| ABOUT THIS TASK |
Find and copy the lines in the records beneath this task that contain the word "Create".

| Dataset rows describing interfaces |
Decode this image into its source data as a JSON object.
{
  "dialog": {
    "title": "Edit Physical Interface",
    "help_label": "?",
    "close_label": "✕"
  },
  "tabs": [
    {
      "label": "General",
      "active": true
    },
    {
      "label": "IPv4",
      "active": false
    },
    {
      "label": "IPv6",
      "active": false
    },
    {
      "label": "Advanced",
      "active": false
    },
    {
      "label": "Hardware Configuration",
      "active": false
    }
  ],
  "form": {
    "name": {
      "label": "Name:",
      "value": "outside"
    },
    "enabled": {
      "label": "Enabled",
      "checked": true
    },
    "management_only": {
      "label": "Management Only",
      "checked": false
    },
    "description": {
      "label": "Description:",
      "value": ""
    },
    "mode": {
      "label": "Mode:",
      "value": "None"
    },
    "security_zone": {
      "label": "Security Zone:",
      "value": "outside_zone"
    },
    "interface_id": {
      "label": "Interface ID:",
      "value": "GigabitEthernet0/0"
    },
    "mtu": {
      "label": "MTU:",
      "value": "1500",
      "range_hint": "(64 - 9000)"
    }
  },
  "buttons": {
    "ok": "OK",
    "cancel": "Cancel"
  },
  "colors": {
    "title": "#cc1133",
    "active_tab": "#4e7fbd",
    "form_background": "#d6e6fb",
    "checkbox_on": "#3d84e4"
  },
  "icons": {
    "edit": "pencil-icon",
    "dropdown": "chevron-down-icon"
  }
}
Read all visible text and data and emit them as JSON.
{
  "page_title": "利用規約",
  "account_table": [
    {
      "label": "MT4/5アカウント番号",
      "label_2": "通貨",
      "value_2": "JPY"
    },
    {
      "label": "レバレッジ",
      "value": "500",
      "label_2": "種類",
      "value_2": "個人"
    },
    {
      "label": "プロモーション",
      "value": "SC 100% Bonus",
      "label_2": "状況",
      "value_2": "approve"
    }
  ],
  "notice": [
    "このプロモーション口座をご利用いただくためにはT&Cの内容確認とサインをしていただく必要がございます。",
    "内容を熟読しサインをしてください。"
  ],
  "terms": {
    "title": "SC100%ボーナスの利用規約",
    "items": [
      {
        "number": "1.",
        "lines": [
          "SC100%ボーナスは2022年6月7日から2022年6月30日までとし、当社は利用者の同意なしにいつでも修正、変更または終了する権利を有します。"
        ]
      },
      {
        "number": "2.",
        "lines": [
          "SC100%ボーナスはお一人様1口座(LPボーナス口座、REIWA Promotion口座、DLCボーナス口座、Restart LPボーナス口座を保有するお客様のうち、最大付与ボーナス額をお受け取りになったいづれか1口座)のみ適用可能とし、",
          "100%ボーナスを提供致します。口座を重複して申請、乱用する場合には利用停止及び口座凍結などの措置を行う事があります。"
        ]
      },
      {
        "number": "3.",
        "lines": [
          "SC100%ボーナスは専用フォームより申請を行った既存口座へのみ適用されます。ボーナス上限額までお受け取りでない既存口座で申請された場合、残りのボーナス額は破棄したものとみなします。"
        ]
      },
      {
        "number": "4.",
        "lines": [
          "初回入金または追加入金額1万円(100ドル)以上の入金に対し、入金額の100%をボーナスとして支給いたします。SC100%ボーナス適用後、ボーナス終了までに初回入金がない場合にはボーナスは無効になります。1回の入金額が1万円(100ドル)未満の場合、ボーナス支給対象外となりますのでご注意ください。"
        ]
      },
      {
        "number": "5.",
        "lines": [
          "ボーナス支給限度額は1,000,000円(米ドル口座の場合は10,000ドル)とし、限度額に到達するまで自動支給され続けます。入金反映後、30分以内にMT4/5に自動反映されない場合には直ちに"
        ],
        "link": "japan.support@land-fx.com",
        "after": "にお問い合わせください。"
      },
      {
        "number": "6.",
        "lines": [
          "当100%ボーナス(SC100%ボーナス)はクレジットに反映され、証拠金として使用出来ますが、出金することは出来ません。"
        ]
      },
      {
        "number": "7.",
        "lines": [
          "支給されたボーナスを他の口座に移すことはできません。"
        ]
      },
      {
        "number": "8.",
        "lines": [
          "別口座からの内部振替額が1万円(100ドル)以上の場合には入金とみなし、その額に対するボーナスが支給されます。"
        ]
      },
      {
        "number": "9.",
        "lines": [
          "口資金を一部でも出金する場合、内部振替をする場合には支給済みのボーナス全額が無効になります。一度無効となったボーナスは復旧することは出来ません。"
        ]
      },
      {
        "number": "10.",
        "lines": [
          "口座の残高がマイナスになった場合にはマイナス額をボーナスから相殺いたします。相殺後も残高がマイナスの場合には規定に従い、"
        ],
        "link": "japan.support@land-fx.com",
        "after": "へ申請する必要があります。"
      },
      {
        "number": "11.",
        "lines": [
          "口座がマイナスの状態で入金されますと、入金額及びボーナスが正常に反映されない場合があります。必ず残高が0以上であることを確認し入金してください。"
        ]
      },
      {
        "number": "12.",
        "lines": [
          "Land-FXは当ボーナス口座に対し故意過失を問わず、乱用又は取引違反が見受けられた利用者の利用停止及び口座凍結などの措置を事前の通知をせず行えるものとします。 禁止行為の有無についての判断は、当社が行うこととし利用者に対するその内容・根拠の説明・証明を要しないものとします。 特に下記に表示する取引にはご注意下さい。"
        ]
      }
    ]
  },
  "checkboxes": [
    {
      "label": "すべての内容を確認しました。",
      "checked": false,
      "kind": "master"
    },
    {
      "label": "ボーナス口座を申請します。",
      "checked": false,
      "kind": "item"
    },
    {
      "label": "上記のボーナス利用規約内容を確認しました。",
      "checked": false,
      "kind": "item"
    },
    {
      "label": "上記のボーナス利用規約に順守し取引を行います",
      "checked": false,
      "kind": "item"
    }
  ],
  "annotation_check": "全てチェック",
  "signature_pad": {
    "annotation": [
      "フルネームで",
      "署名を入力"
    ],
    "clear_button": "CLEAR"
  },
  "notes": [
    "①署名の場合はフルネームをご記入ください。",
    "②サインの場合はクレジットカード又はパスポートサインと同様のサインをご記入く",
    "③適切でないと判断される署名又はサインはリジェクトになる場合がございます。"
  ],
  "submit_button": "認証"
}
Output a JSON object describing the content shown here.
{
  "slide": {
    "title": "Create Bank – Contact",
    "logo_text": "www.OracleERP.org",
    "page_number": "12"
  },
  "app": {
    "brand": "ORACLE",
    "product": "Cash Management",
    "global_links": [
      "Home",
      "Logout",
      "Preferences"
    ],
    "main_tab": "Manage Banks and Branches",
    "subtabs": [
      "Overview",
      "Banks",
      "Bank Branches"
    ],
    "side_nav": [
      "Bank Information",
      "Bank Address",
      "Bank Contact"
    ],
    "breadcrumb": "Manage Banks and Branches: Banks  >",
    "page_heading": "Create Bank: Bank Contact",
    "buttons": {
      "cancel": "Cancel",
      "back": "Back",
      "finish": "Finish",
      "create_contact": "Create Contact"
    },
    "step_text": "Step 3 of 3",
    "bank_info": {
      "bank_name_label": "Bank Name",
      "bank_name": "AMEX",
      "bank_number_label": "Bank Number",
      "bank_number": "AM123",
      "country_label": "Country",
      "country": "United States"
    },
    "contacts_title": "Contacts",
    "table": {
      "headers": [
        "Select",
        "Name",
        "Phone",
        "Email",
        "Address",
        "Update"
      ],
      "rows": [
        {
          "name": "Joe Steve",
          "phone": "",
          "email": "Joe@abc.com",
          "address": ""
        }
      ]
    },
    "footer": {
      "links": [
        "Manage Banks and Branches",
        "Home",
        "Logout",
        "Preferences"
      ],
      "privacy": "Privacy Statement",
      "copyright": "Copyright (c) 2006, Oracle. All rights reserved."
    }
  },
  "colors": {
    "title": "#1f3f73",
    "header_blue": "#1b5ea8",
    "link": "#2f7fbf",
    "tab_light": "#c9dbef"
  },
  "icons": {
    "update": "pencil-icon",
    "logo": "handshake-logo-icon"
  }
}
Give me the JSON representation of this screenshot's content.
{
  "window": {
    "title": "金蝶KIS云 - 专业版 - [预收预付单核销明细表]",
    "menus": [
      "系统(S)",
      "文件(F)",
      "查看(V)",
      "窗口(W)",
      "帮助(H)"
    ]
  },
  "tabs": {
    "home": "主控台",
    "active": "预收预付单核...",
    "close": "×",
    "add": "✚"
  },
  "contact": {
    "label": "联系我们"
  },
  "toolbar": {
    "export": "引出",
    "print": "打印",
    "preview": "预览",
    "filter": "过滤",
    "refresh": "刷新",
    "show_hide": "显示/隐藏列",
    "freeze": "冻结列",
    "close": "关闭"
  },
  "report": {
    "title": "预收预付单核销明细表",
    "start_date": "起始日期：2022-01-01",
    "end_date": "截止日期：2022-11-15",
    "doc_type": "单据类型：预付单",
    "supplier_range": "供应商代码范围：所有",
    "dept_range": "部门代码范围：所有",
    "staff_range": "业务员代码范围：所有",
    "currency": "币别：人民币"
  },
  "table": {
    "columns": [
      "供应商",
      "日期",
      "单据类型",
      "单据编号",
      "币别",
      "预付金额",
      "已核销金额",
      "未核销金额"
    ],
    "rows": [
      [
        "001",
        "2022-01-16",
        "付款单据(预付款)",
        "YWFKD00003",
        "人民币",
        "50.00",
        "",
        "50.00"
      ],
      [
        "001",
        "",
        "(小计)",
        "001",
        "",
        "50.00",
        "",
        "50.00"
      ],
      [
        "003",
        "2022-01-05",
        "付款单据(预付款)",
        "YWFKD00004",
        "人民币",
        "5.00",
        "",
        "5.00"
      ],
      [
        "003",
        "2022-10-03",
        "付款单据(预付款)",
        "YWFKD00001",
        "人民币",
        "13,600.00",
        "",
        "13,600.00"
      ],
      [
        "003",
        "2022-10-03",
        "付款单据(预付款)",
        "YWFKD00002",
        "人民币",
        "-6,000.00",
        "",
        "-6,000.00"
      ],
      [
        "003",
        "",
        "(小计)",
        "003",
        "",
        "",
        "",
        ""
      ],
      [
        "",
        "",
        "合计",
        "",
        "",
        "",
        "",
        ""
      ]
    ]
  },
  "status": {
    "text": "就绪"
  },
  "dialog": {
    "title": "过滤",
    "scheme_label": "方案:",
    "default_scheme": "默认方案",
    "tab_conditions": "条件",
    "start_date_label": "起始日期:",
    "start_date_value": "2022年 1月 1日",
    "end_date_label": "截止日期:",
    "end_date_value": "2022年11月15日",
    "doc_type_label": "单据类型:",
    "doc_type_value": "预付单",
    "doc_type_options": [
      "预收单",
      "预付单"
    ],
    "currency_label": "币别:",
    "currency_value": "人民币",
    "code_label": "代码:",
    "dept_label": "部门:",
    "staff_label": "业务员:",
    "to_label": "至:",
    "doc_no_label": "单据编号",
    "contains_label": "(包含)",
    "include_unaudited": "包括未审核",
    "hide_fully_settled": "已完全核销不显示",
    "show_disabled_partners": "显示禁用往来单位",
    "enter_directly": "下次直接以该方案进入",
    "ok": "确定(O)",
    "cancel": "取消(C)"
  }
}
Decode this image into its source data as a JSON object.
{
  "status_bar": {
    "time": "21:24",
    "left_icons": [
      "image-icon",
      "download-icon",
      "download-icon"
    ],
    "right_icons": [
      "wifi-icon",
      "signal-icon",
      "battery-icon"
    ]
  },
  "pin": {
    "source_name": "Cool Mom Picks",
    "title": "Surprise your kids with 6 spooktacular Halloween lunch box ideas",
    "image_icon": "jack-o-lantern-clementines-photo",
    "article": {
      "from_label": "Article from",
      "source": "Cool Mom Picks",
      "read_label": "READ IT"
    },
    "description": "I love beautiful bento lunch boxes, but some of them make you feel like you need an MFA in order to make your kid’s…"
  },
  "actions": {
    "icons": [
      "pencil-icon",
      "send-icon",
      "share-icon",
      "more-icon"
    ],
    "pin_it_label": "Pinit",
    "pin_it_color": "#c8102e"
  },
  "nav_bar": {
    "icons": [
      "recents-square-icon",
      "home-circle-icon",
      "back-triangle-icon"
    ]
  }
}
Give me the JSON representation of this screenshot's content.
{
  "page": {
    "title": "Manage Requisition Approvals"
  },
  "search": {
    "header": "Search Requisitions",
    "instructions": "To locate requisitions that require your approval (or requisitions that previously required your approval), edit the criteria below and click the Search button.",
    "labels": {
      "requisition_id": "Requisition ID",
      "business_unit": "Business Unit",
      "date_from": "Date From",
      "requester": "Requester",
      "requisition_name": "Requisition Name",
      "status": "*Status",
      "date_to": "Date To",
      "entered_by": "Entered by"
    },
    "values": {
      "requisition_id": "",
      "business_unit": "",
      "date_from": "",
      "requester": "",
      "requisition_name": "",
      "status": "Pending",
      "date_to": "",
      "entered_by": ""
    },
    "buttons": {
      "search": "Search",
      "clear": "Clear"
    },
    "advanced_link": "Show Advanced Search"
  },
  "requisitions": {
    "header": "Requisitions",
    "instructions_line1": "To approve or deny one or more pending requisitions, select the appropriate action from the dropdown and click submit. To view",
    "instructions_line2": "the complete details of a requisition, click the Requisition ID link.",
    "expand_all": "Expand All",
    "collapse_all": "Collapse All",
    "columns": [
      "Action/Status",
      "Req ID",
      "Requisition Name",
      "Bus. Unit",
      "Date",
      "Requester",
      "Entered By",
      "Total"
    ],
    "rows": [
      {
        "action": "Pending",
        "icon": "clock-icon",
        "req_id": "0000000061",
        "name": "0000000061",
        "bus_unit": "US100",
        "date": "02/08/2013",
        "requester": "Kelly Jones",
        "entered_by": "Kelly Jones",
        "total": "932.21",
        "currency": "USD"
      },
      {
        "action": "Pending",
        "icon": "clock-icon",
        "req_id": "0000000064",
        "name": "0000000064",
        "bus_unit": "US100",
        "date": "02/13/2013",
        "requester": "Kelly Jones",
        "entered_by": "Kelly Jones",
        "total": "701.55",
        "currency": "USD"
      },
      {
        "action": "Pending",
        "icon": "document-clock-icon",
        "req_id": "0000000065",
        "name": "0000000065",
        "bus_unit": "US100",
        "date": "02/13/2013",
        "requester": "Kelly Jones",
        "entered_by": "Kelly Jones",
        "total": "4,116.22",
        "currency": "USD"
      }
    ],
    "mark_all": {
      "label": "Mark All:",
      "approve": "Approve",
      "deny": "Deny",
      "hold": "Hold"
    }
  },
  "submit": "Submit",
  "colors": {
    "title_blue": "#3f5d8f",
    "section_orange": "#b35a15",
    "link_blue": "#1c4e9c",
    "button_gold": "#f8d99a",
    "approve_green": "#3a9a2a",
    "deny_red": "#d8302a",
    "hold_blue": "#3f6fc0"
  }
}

| THE COMPLETED TASK |
    "title": "Create Bank – Contact",
    "page_heading": "Create Bank: Bank Contact",
      "create_contact": "Create Contact"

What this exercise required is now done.